It’s virtually impossible to remember the plethora of inspiring and inspirational children’s books I’ve read this year. But Mia Macrossan from StoryLinks Children’s Books Reviewed set a challenge I couldn’t ignore. Here are a smattering of some of my favourites this year.
Visit the StoryLinks site for more best reads by various kids’ lit peeps. #kidslit #childrensbooks Jenny Stubbs #picturebook #LoveOzYA #middlegradefiction #versenovels #graphicnovels #juniorfiction #hardtochoos
Dimity Powell is a children’s author who recently published At the End of Holyrood Lane.
This is super hard btw but here are my attempts at narrowing things down – not something that I’m naturally good at! (You’ll note, I’ve blatantly ignored the rule of three concept, apologies)
Non-Fiction: Real Food Kids Will Love by Annabel Karmel – there’s been a flood of Great Women, Great Guy type NF books this year and the Little People series is a fave, insects featured a lot too, but this one takes the cake, as it were.
YA: Living on Hope Street by Demet Divaroren ties Lenny’s Book of Everything by Karen Foxlee
A Party with a Purpose: sharing Poems and Picture-Books; practicing public speaking; partaking in portions of science that are enjoyably palatable! These are some of the ingredients in a Picture-Book Poetry Party.
“We’re giving family audiences enjoyable free entertainment, where they learn some science almost by accident, providing participating students with unique high-achieving opportunities plus, it’s a wonderful way to befriend and showcase other fabulous children’s authors from our region.”
This year’s star is Deanna Henderson of Minibeast Wildlife fame. She will be reading her Picture-Book “There’s a Zoo in my Backyard” and sharing some of her writing journey. This will be the fifth annual Poetry Party hosted by Science Rhymes poet Celia Berrell.
Celia’s Poetry Parties were inspired by a SCBWI suggestion of encouraging children’s authors and illustrators to accomplish projects together.
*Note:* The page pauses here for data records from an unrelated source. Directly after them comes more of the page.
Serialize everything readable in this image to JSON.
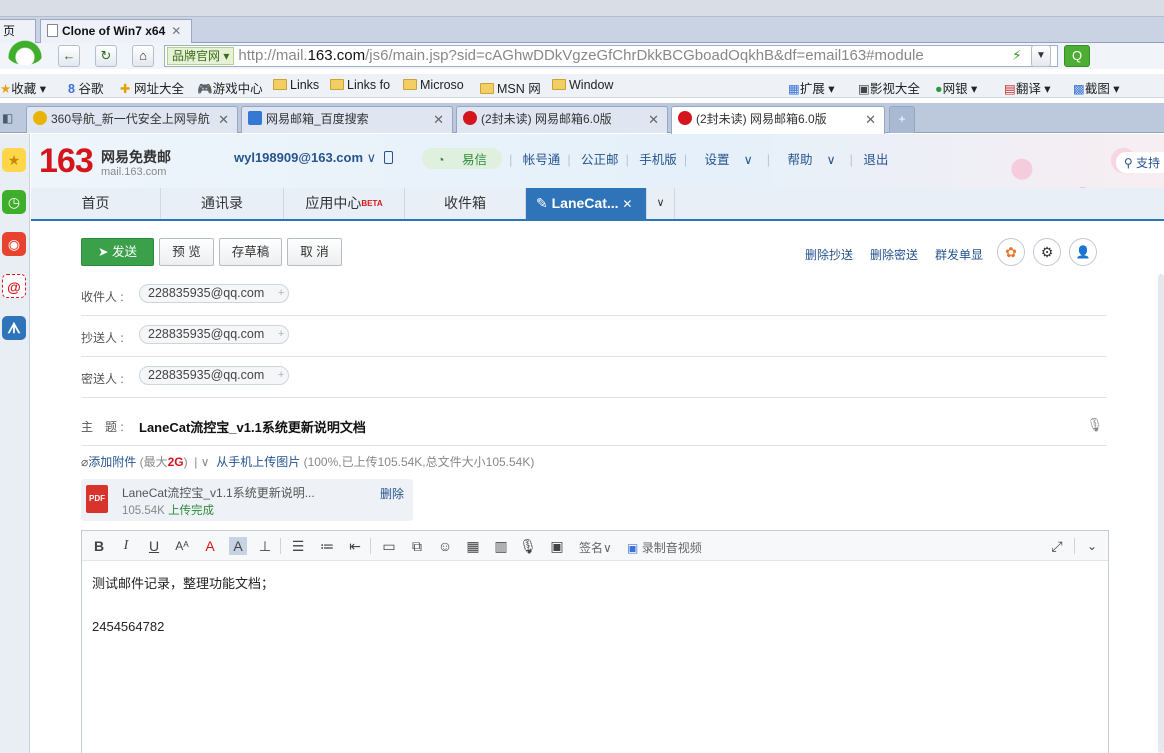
{
  "vm": {
    "tab_partial": "页",
    "tab_title": "Clone of Win7 x64"
  },
  "browser": {
    "brand_pill": "品牌官网",
    "url_prefix": "http://mail.",
    "url_host": "163.com",
    "url_rest": "/js6/main.jsp?sid=cAGhwDDkVgzeGfChrDkkBCGboadOqkhB&df=email163#module",
    "bookmarks": [
      "收藏",
      "谷歌",
      "网址大全",
      "游戏中心",
      "Links",
      "Links fo",
      "Microso",
      "MSN 网",
      "Window"
    ],
    "tools": [
      "扩展",
      "影视大全",
      "网银",
      "翻译",
      "截图"
    ],
    "tabs": [
      {
        "title": "360导航_新一代安全上网导航",
        "active": false
      },
      {
        "title": "网易邮箱_百度搜索",
        "active": false
      },
      {
        "title": "(2封未读) 网易邮箱6.0版",
        "active": false
      },
      {
        "title": "(2封未读) 网易邮箱6.0版",
        "active": true
      }
    ],
    "new_tab": "+"
  },
  "mail": {
    "logo_num": "163",
    "logo_text": "网易免费邮",
    "logo_sub": "mail.163.com",
    "user": "wyl198909@163.com",
    "topnav": {
      "yixin": "易信",
      "items": [
        "帐号通",
        "公正邮",
        "手机版",
        "设置",
        "帮助",
        "退出"
      ]
    },
    "search_label": "支持",
    "tabs": [
      "首页",
      "通讯录",
      "应用中心",
      "收件箱",
      "LaneCat..."
    ],
    "beta": "BETA"
  },
  "compose": {
    "buttons": {
      "send": "发送",
      "preview": "预 览",
      "draft": "存草稿",
      "cancel": "取 消"
    },
    "right_links": [
      "删除抄送",
      "删除密送",
      "群发单显"
    ],
    "to_label": "收件人 :",
    "cc_label": "抄送人 :",
    "bcc_label": "密送人 :",
    "recipient": "228835935@qq.com",
    "subject_label": "主　题 :",
    "subject": "LaneCat流控宝_v1.1系统更新说明文档",
    "attach": {
      "add": "添加附件",
      "max_prefix": "(最大",
      "max_value": "2G",
      "max_suffix": ")",
      "phone": "从手机上传图片",
      "status": "(100%,已上传105.54K,总文件大小105.54K)"
    },
    "file": {
      "badge": "PDF",
      "name": "LaneCat流控宝_v1.1系统更新说明...",
      "size": "105.54K",
      "status": "上传完成",
      "delete": "删除"
    },
    "toolbar_sign": "签名",
    "toolbar_video": "录制音视频",
    "body_line1": "测试邮件记录，整理功能文档；",
    "body_line2": "2454564782"
  }
}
Her first feature authors – Diane Finlay, Jacque Duffy and Trudie Trewin – were all fellow SCBWI members.
“It helps us to promote ourselves, our books and the SCBWI profile within our region” adds Celia.
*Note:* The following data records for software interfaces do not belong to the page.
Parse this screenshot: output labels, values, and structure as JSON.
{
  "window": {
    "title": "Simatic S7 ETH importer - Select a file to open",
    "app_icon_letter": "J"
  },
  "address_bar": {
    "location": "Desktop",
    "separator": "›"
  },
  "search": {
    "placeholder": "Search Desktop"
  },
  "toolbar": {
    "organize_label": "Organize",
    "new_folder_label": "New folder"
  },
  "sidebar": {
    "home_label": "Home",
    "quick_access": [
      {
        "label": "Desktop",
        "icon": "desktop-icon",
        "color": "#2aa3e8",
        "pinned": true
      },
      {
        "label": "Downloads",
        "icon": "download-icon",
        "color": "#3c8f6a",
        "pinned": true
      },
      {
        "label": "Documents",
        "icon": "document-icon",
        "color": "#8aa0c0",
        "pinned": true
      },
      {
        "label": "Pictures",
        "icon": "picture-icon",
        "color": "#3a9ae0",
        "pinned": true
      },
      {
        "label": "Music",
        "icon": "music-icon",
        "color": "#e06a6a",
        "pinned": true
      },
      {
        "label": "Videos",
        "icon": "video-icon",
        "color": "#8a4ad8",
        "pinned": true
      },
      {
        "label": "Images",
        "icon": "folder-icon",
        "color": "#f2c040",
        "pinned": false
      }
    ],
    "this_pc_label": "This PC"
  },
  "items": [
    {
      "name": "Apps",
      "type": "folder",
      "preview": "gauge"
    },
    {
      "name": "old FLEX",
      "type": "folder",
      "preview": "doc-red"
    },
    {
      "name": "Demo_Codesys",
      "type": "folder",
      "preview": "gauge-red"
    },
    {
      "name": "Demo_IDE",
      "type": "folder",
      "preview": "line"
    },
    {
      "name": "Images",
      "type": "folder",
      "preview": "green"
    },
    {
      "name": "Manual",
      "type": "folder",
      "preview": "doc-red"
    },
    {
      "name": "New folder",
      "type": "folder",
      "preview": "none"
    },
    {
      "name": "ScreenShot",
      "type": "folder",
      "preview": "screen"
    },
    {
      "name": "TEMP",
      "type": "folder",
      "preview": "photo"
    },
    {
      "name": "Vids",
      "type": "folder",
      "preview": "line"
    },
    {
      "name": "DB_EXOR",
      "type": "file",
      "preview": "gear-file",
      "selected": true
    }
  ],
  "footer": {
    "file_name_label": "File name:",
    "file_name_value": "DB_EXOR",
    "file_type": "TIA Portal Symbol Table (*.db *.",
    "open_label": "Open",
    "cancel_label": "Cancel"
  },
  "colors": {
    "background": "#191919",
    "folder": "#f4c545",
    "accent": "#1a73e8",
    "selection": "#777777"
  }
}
Valuable advice and summation of what it takes to ‘keep it simple’ yet relevant and powerful in the art of storytelling. Something I sometimes struggle with but endeavour to achieve in picture book writing.
Before I read Matthew Dicks’ STORYWORTHY, I used to phrase this “small moment” concept differently. I would explain that a story, especially a picture book, required an emotional core. Now I realize that is an amorphous blob of a statement.